== ENTRIES PROVIDED

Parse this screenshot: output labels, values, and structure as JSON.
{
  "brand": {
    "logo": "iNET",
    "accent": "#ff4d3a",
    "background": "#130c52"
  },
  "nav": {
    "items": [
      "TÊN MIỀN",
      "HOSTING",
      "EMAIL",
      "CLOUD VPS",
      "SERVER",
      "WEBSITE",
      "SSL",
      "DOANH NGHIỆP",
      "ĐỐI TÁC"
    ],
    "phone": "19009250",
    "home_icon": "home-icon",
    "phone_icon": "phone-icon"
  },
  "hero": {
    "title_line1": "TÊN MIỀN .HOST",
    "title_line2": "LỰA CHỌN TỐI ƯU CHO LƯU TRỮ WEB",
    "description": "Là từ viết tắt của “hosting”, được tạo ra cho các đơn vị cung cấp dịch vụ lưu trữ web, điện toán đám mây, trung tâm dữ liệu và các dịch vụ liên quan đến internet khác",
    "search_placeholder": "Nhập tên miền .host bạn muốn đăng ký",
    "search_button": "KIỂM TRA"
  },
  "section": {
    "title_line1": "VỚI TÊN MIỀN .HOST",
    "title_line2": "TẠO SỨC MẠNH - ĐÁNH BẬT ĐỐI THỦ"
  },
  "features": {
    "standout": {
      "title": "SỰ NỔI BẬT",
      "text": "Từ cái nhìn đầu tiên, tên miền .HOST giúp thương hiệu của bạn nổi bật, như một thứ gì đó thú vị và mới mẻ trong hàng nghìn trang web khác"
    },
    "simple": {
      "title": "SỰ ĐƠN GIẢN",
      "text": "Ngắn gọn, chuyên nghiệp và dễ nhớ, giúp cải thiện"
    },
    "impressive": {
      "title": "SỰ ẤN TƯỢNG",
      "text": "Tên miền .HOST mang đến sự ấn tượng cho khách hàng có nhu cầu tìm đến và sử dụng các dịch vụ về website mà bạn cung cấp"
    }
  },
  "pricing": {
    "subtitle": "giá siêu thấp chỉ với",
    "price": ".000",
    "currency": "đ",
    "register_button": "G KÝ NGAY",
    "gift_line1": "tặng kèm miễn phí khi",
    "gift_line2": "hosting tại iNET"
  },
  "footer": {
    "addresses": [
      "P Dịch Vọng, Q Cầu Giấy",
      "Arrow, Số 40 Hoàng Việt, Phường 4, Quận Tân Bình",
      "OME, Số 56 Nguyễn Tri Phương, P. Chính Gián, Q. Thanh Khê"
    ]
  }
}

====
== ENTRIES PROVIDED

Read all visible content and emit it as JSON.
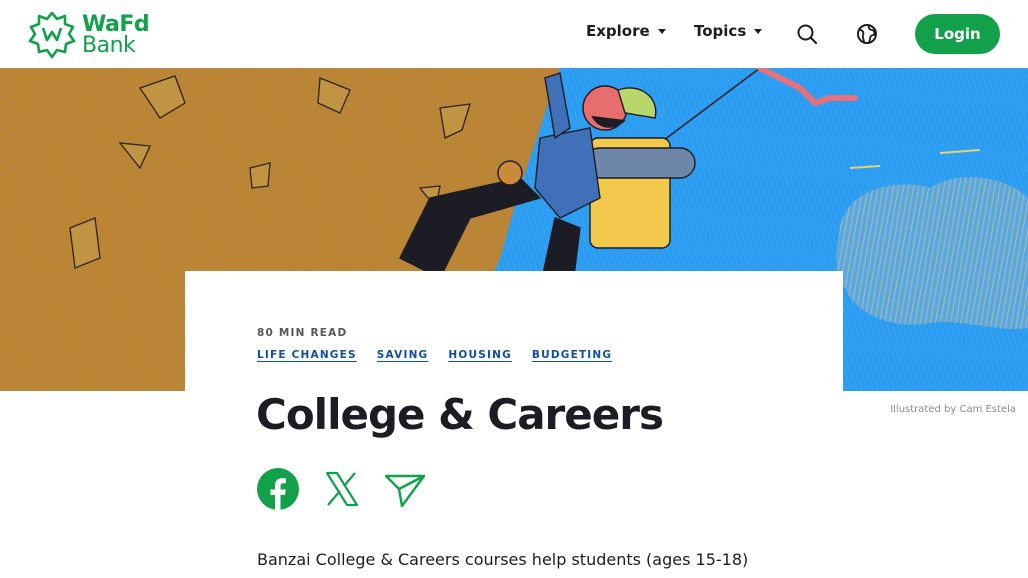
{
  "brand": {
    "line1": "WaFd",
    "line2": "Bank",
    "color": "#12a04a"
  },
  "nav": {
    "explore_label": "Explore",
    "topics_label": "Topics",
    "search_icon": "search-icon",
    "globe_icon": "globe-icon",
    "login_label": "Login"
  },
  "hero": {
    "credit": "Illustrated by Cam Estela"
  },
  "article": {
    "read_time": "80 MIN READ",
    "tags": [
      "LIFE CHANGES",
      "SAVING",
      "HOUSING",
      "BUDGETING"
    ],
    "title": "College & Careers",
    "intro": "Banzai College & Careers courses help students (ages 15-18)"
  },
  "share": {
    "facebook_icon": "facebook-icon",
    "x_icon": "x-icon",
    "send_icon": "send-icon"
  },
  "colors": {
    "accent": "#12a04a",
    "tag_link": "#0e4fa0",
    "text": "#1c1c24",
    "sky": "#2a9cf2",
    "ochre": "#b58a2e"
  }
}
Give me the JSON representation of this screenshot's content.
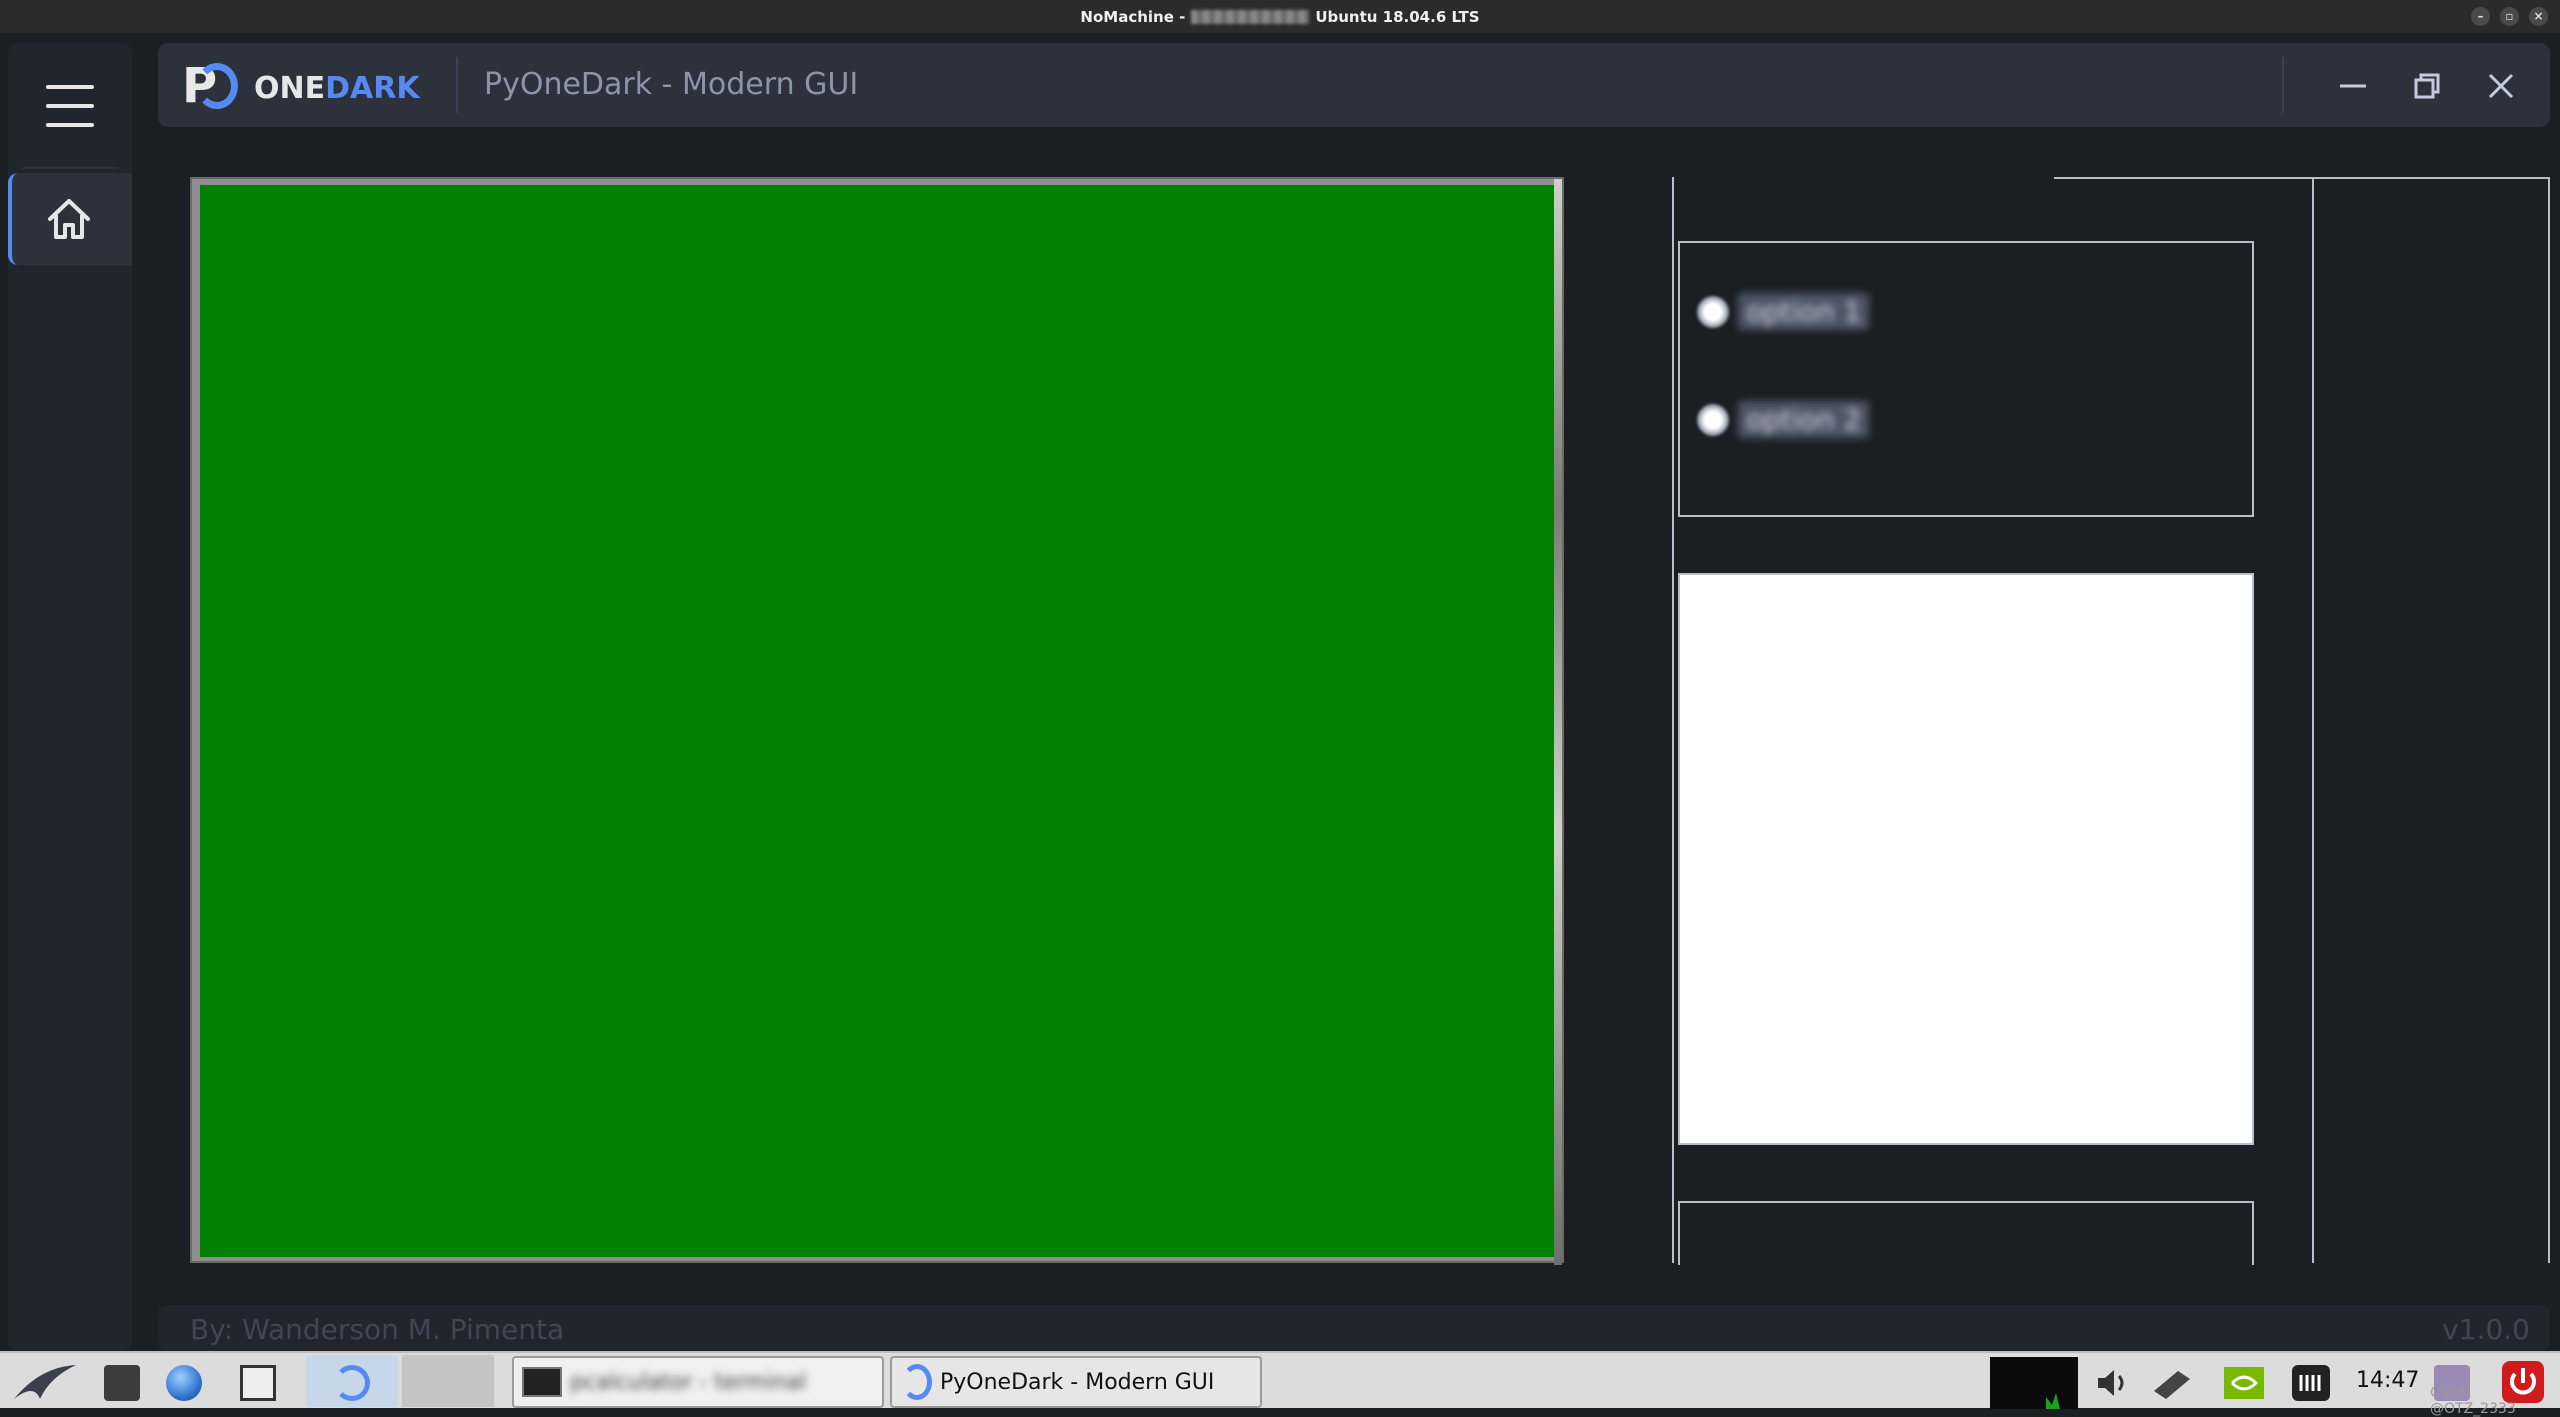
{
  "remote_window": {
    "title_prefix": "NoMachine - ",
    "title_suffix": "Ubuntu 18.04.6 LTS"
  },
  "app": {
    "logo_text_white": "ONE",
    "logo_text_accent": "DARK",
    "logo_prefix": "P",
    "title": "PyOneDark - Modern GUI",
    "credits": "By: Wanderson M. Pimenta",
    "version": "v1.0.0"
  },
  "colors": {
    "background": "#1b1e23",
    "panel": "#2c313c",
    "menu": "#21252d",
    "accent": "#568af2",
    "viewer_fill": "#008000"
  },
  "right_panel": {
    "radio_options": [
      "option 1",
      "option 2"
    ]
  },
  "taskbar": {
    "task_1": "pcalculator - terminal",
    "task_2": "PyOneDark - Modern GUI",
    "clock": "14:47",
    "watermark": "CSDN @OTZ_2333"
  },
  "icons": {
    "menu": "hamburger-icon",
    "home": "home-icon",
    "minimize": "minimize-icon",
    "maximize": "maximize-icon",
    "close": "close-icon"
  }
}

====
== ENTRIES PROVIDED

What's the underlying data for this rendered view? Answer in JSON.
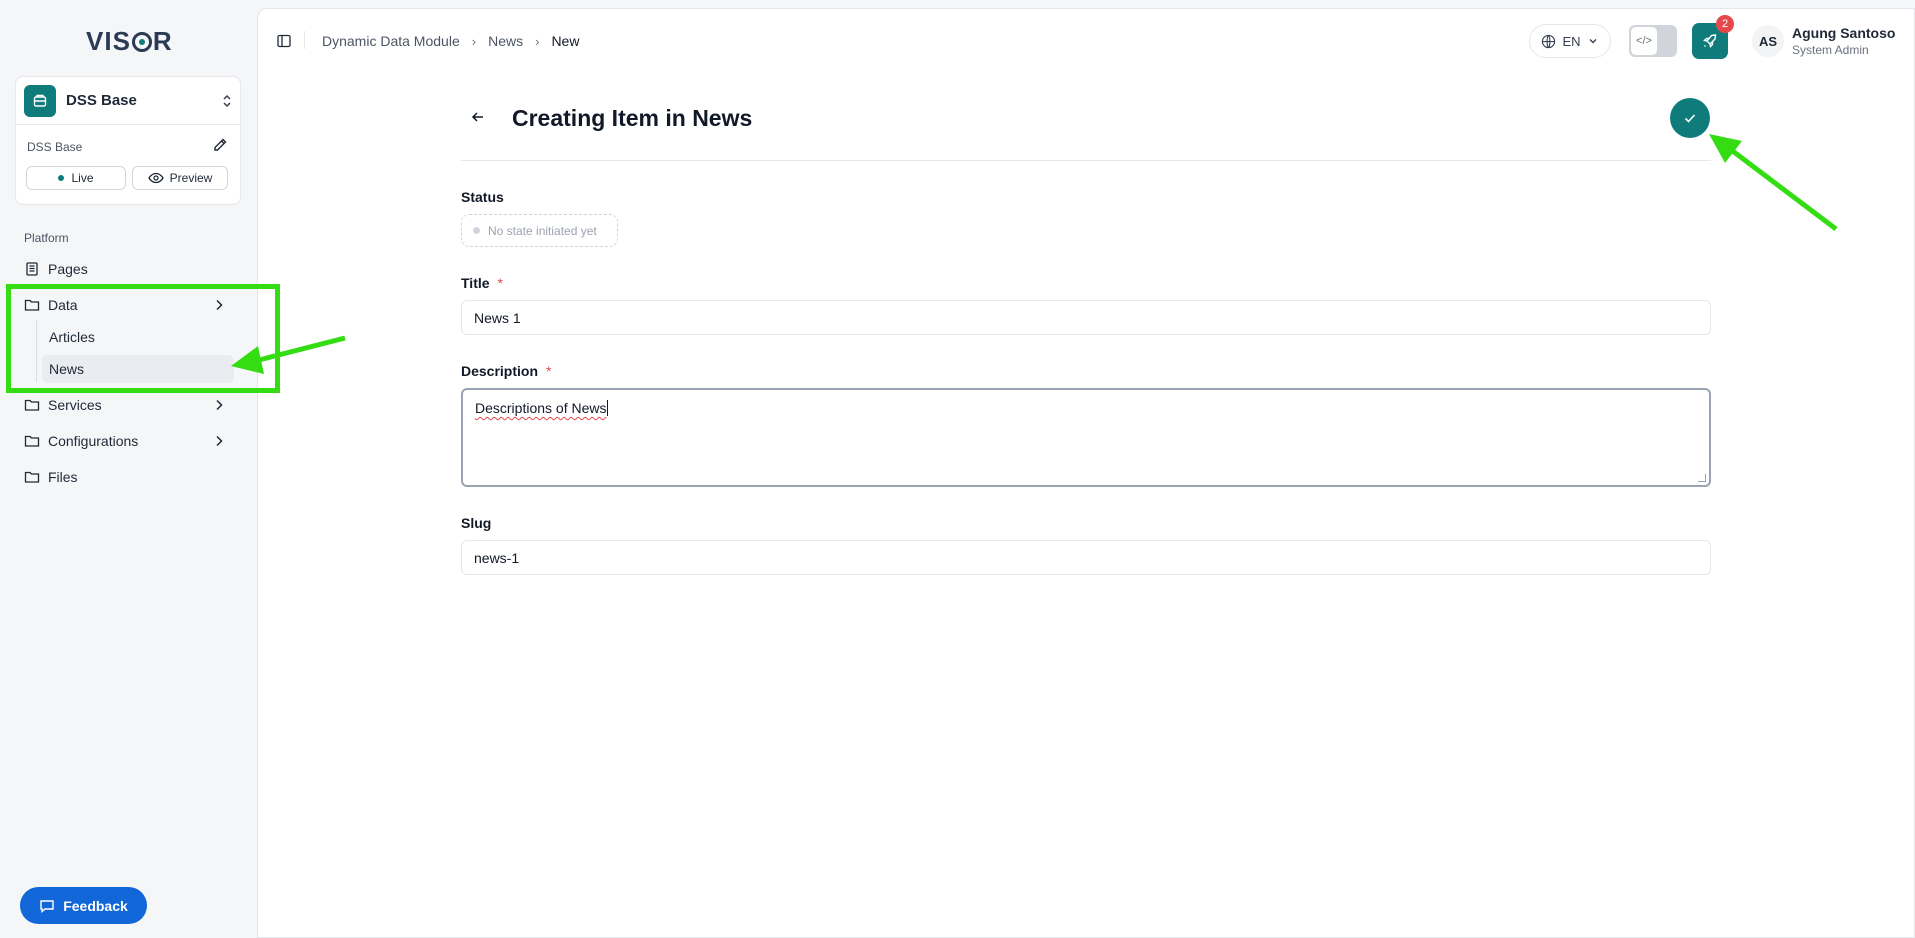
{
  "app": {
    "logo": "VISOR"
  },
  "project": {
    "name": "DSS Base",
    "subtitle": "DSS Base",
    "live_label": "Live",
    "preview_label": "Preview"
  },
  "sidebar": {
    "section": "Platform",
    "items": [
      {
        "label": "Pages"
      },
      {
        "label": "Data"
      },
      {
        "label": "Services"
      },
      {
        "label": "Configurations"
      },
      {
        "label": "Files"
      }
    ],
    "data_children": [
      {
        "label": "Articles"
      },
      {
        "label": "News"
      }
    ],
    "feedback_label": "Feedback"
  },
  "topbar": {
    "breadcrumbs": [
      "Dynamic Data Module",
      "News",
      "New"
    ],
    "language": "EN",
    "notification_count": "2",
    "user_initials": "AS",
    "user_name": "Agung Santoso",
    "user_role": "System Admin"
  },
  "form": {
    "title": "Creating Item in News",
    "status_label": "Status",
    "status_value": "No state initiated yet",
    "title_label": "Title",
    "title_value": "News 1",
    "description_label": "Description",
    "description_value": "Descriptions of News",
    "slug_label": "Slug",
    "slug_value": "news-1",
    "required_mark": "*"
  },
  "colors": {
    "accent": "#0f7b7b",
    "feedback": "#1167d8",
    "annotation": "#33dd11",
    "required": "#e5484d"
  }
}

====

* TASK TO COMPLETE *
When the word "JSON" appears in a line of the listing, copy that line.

* TASK SOLUTION *
Parse this screenshot: output labels, values, and structure as JSON.
Read all visible content and emit it as JSON.
Give me the JSON representation of this screenshot's content.
What's the underlying data for this rendered view? Answer in JSON.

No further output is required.